====== DATA ======

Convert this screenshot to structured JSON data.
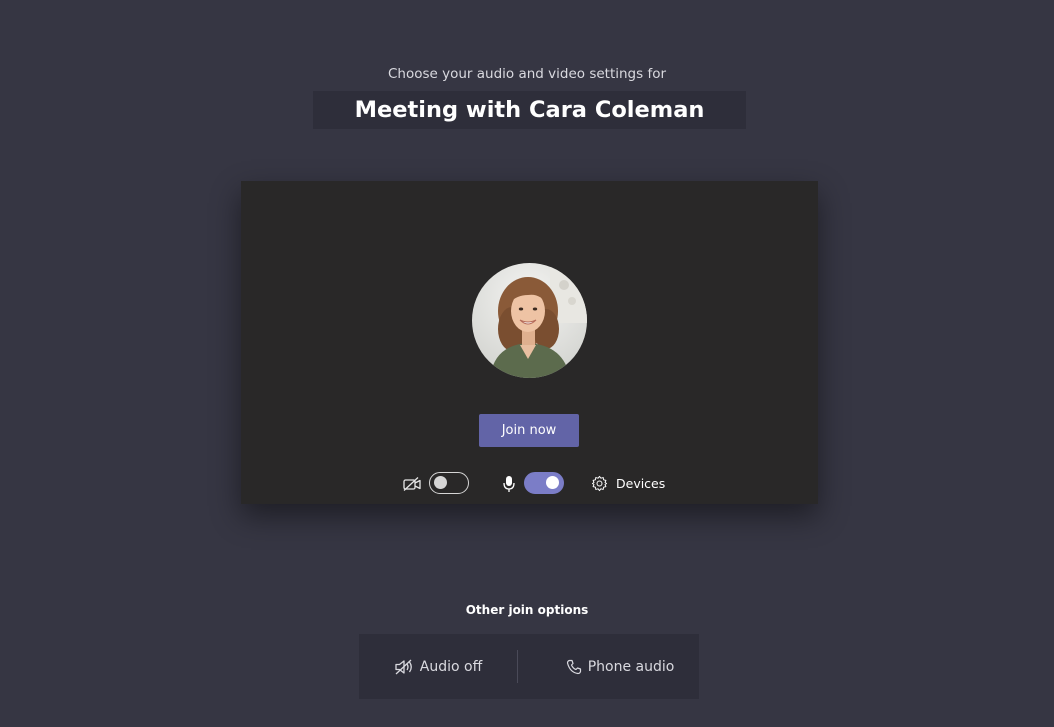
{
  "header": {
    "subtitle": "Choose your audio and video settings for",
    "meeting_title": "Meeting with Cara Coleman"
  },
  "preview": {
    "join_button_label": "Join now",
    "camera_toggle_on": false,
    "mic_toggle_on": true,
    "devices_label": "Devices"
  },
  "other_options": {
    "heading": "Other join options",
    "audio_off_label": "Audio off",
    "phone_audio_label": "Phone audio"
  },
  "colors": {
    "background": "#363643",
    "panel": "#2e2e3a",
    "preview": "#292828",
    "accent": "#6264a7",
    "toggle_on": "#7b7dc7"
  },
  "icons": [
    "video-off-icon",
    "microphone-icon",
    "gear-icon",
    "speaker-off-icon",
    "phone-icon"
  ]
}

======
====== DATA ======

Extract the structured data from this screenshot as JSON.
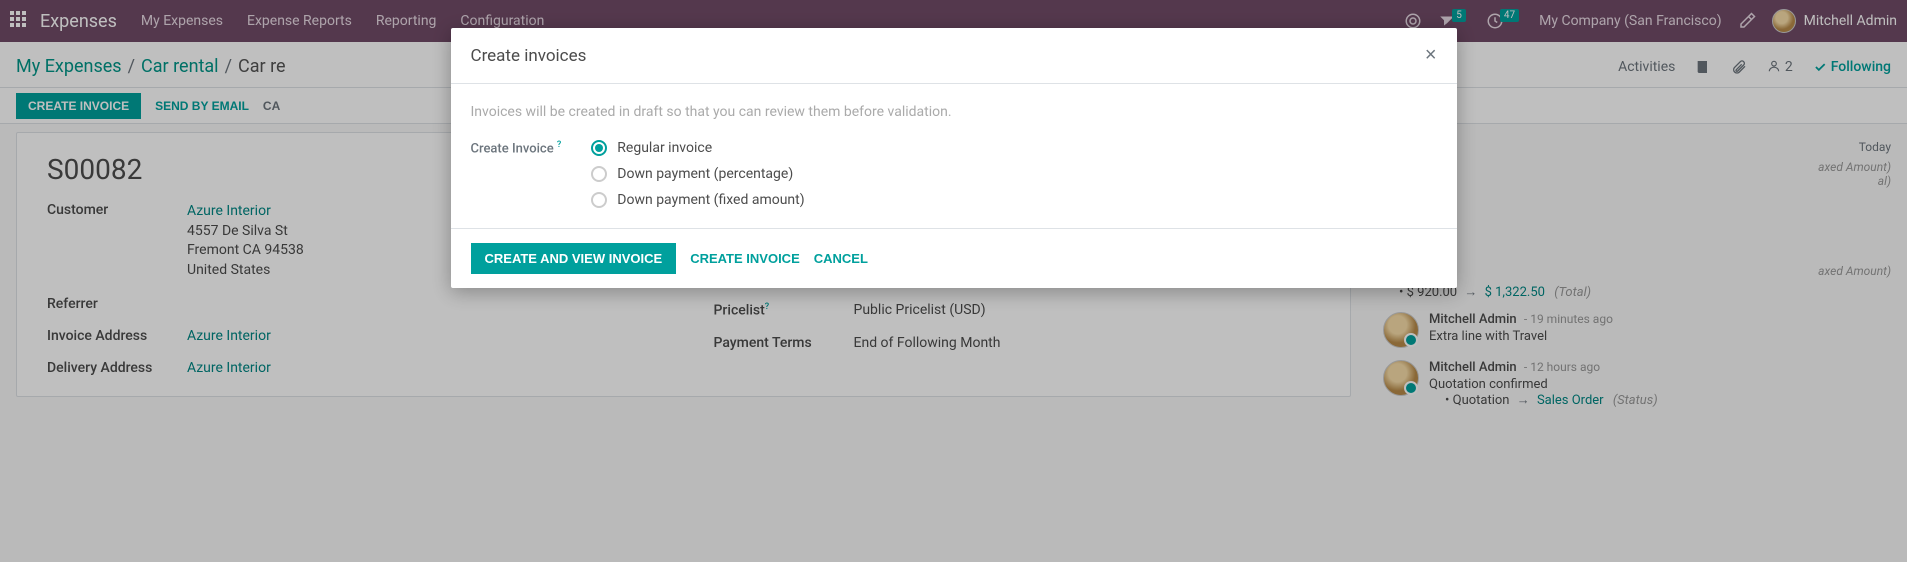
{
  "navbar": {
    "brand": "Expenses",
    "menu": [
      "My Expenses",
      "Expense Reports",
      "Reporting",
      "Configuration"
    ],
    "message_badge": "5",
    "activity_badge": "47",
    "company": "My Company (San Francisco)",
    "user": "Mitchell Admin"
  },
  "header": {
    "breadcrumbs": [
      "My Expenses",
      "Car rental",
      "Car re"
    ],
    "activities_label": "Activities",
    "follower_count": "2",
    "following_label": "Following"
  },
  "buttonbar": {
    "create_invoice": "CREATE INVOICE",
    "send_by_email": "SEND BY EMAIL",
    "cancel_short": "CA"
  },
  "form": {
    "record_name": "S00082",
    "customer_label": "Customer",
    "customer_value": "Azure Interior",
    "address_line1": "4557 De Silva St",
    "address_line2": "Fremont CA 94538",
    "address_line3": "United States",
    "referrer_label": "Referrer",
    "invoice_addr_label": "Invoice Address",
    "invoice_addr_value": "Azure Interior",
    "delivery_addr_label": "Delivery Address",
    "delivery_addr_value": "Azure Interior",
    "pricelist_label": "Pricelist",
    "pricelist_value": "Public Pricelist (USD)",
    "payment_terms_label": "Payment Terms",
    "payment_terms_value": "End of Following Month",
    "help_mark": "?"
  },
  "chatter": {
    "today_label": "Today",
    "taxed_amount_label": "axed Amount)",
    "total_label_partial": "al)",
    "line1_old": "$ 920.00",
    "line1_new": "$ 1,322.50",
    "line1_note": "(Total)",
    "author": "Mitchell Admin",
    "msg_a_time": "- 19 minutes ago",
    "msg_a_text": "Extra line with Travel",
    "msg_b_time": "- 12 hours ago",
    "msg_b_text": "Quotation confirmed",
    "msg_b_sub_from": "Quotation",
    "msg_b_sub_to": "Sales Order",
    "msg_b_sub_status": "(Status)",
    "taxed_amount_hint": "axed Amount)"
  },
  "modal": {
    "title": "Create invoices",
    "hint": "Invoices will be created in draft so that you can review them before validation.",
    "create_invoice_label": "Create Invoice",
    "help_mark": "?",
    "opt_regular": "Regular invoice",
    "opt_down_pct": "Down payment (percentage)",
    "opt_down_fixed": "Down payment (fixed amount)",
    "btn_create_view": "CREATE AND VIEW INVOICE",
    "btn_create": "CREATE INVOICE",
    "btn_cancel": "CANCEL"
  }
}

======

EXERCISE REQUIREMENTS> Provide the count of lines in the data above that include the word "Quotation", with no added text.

OUTPUT BELOW> 2